The "famous" threedimensional energyentropyvolume surface, referred to here by Jolls is likely the “statue of water” plaster model (of which three were made, two remaining in Cambridge) that Maxwell had sent to Gibbs in New Haven in circa 1873. [13] JoIIs also convinced the USPS to rename Gibbs as a thermodynamicist, rather than its original title of chemist, upon his recommendation.

Fig 26d. "Thermodynamic Surface" in James Maxwell's 1875 book Theory of Heat, visualized more fully in Maxwell's thermodynamic surface. 
dU = TdS – PdV
dε = tdη  pdv

Letter to editor: "Stamp of Authenticity", April 08, 2006 Mechanical Engineering, by Zollti Spakovszky. 
“I couldn’t take my eyes off the Gibbs stamp. I noticed that there were some dark spots on his collar. A closer look under the microscope revealed a very pleasant discovery: the Gibbs equation is written on his collar.
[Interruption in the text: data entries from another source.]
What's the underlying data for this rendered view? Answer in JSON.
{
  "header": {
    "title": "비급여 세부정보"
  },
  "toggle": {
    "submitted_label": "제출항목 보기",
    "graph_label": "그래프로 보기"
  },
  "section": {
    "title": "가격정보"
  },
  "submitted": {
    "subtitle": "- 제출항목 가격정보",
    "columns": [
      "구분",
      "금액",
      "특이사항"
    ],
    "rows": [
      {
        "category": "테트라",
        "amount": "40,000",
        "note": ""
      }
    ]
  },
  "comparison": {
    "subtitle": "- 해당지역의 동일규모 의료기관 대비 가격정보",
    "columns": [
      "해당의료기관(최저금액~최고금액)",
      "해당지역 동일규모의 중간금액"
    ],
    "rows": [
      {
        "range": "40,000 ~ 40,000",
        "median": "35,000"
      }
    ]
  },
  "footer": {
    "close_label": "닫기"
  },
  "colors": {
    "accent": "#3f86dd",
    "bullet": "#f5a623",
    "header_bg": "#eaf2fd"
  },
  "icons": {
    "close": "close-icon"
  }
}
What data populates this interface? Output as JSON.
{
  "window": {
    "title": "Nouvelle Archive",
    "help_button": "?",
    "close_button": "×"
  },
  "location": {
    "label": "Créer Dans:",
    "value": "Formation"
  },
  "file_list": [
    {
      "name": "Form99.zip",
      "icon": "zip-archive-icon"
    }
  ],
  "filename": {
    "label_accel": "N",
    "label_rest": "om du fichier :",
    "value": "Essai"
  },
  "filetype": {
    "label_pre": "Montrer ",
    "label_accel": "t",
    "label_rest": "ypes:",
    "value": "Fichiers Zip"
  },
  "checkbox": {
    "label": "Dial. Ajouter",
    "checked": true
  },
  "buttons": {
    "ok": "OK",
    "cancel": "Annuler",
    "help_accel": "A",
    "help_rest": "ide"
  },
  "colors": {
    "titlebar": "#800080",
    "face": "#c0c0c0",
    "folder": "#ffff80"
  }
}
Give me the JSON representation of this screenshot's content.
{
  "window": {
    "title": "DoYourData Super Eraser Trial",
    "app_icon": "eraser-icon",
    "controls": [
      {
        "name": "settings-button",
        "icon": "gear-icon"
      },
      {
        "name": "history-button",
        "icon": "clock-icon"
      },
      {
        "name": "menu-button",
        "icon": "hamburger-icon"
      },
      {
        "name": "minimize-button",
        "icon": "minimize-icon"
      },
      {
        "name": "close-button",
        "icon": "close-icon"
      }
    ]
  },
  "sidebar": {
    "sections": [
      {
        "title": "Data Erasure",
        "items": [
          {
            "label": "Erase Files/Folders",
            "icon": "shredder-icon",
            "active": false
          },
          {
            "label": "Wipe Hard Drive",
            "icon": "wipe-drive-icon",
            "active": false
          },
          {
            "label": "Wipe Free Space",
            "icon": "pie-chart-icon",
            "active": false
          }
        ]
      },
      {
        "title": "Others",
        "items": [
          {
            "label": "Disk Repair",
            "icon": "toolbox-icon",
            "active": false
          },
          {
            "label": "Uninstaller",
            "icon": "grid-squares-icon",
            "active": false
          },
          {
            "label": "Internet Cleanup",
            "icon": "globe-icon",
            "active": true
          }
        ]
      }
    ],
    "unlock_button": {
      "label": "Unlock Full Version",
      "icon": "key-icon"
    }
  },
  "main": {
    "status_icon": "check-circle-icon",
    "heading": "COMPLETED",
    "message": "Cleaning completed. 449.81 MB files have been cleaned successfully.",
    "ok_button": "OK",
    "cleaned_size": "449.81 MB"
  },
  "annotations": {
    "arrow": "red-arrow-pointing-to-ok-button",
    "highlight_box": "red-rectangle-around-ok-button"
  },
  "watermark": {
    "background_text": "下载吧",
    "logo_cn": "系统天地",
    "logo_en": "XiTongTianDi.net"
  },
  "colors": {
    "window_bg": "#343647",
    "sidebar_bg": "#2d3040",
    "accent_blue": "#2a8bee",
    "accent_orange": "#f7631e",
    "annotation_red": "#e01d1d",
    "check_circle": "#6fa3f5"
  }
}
It is in the original form Gibbs reported on the second page of his paper, “Graphical Methods in the Thermodynamics of Fluids,” published in the Transactions of the Connecticut Academy, 1873.”
In 2009 commentary, Spakovszky affirms that finding the equation hidden on the collar was a “delightful experience”. [9]